Excerpted from “Ike and Dick: Portrait of a Strange Political Marriage” by Jeffrey Frank. Copyright © 2013 by Jeffrey Frank. Reprinted by permission of Simon & Schuster, Inc.

Richard Nixon’s Checkers speech — delivered just five days after the New York Post reported wealthy backers had set up a fund for his day-to-day expenses — was seen by some 58 million people, or about a third of the population of the United States. It lasted thirty minutes and was to be forever identified by its reference to a cocker spaniel named Checkers. It was like nothing ever seen in American politics, set apart by its intimacy, its pathos, the apparent revelation of a private life from a public man, and its use of television. Its structure was a trial lawyer’s closing (or, perhaps, opening) argument, which ranged from the explanatory to the exculpatory to the defiant; buried within it was not only Nixon’s defense of himself, but occasional jabs at his opponents and probably at General Dwight Eisenhower, his running mate. It is still a remarkable document....

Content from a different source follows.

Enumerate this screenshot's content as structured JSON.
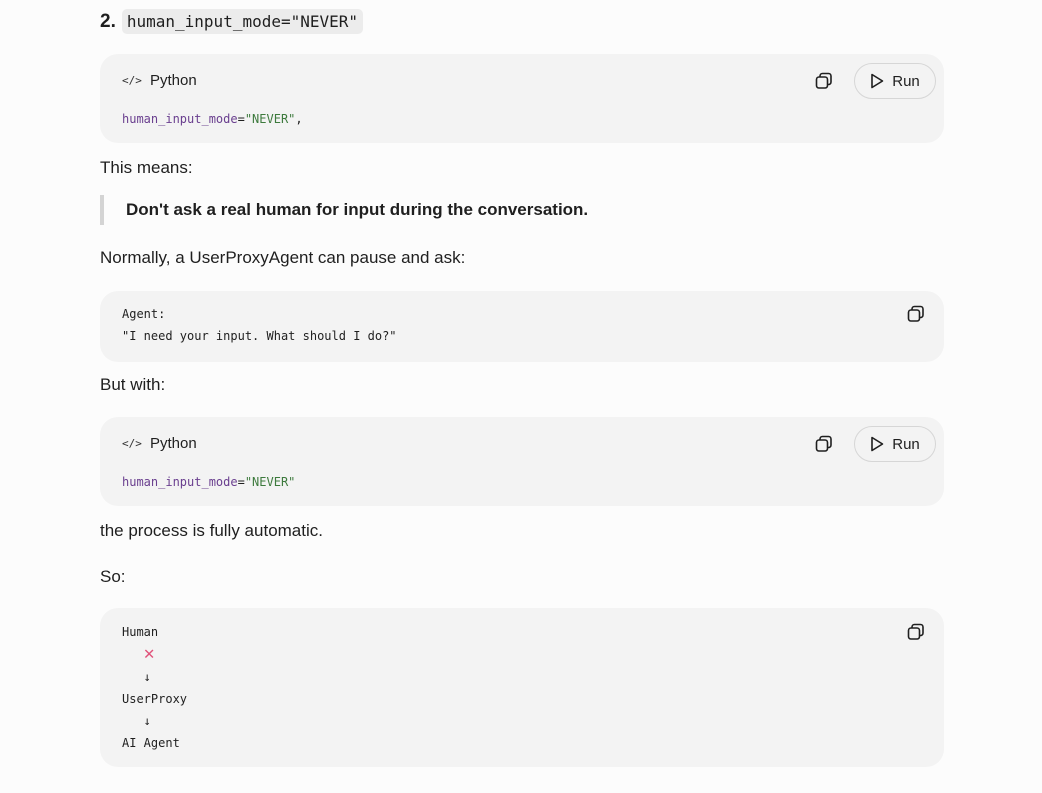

Nixon at first had no real sense of what he’d just done, because no one had ever done it before, but it did not take long for him to realize that perhaps he needn’t despair; as he left the El Capitan, he was cheered by people who’d been waiting outside. And even without a proper address for the Republican National Committee, telegrams were already coming in at the rate of about four thousand an hour. Loie Gaunt, who worked on Nixon’s Senate staff, was helping out at the Washington Hotel and, after the speech, she stayed put, answering calls from people who told her that they’d been moved.

A positive consensus quickly appeared, much of it close to the somewhat conditional view of the Herald Tribune, whose editorial insisted that the final decision rested with General Eisenhower and, while not affirming full support of Nixon, now said that he “will emerge from this ordeal … not only as a better known but as a bigger man than before.” But there were dissenters — “this mawkish ooze ill became the role of a man who might become President,” one paper said — and even Nixon’s allies found something unsettling about the performance. One might have said of him, as Trollope wrote of the lawyer Mr. Samuel Dockwrath, “He talked well and to the point, and with a tone of voice that could command where command was possible, persuade where persuasion was required, mystify when mystification was needed, and express with accuracy the tone of an obedient humble servant when servility was thought to be expedient.”...

Read entire article at Salon